In the entries below, identify every line with the string "ReceivedCoins" and copy it.

** Opening MATERIALS PROVIDED block **

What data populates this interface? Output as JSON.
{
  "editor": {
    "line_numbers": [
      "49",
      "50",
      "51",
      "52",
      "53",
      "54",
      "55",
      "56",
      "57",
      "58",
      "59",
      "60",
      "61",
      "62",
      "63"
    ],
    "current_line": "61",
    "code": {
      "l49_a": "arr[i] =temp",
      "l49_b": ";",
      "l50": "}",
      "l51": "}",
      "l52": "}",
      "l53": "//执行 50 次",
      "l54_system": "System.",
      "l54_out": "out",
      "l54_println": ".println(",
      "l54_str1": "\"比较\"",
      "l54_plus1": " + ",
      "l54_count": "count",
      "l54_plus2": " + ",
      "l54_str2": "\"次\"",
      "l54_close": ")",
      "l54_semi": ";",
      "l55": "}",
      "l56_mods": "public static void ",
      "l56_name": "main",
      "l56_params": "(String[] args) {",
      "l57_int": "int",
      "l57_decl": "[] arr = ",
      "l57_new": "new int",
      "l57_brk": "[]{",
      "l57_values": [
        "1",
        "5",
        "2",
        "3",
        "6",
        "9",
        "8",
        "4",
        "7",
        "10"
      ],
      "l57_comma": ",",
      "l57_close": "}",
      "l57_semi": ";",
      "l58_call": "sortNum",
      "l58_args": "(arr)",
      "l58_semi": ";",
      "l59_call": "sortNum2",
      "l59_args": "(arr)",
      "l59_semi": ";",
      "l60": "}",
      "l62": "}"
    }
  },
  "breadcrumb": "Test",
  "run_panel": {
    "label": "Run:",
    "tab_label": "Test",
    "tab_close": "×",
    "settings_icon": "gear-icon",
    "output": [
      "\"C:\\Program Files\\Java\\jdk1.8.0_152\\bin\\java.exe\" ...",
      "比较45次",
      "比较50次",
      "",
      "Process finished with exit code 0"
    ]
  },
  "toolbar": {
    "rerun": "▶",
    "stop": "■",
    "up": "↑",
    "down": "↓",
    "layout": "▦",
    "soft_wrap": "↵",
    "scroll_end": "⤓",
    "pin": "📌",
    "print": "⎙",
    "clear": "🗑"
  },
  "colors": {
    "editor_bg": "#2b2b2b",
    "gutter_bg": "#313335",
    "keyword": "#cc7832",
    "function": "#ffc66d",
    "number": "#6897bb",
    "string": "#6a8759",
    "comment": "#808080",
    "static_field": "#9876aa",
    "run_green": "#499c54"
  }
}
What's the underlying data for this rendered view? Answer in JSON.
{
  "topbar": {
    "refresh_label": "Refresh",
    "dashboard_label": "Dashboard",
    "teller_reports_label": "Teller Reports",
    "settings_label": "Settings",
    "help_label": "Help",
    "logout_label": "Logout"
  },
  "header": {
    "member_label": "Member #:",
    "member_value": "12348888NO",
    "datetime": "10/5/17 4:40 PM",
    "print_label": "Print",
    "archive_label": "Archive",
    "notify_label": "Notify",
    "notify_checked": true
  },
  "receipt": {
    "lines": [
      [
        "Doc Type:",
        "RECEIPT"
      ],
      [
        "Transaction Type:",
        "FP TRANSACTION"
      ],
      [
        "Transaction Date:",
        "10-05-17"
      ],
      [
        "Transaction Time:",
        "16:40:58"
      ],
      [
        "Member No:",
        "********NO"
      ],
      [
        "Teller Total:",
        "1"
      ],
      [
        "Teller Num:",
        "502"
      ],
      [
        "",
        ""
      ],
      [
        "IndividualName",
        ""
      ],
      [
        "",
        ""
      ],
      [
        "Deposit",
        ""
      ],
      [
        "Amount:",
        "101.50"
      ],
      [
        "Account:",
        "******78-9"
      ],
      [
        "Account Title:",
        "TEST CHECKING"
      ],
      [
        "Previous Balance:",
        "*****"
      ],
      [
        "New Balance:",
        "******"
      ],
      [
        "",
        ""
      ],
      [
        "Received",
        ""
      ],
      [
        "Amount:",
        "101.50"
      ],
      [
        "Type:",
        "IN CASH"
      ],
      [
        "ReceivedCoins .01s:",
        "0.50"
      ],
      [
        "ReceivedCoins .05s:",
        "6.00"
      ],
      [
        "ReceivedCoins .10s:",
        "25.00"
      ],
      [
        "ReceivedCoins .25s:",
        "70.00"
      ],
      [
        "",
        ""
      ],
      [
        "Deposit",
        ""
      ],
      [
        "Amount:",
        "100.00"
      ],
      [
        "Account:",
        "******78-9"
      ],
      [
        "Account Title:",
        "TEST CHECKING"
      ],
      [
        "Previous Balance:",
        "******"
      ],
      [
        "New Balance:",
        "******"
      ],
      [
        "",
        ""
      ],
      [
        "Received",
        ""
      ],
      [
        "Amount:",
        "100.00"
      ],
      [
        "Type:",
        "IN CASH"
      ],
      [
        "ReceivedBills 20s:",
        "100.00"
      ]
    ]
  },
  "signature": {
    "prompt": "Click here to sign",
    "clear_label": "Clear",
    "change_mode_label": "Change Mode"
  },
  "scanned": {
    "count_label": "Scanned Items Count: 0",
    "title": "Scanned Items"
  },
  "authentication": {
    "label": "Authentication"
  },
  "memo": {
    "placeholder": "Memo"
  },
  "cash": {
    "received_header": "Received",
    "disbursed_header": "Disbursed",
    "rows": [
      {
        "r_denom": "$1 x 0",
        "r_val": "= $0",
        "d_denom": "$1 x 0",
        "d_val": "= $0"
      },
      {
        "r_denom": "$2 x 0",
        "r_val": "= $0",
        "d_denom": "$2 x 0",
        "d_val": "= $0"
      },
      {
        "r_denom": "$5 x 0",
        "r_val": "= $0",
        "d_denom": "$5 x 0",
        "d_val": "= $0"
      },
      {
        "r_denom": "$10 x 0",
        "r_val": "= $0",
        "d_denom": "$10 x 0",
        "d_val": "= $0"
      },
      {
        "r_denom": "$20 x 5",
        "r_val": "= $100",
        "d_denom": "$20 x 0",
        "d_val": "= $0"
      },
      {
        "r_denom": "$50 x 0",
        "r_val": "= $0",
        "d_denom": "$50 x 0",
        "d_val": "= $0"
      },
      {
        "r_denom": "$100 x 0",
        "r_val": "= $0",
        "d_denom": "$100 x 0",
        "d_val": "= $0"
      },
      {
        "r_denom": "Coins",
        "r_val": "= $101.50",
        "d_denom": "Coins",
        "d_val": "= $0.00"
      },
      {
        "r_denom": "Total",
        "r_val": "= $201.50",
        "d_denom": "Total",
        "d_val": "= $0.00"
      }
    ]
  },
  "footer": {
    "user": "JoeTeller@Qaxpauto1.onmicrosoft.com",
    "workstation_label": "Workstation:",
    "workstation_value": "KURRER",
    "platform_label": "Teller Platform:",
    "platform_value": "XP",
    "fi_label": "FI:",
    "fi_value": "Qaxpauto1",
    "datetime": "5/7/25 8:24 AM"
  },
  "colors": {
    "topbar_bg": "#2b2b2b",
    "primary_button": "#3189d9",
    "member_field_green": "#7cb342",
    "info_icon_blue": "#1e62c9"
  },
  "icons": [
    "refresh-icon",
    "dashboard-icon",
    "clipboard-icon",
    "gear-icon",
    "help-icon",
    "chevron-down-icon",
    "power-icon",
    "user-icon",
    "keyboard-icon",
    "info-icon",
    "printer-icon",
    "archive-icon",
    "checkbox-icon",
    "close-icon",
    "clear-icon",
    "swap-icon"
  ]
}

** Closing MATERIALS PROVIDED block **

▶ [OUTPUT FOR THIS TASK]
        "ReceivedCoins .01s:",
        "ReceivedCoins .05s:",
        "ReceivedCoins .10s:",
        "ReceivedCoins .25s:",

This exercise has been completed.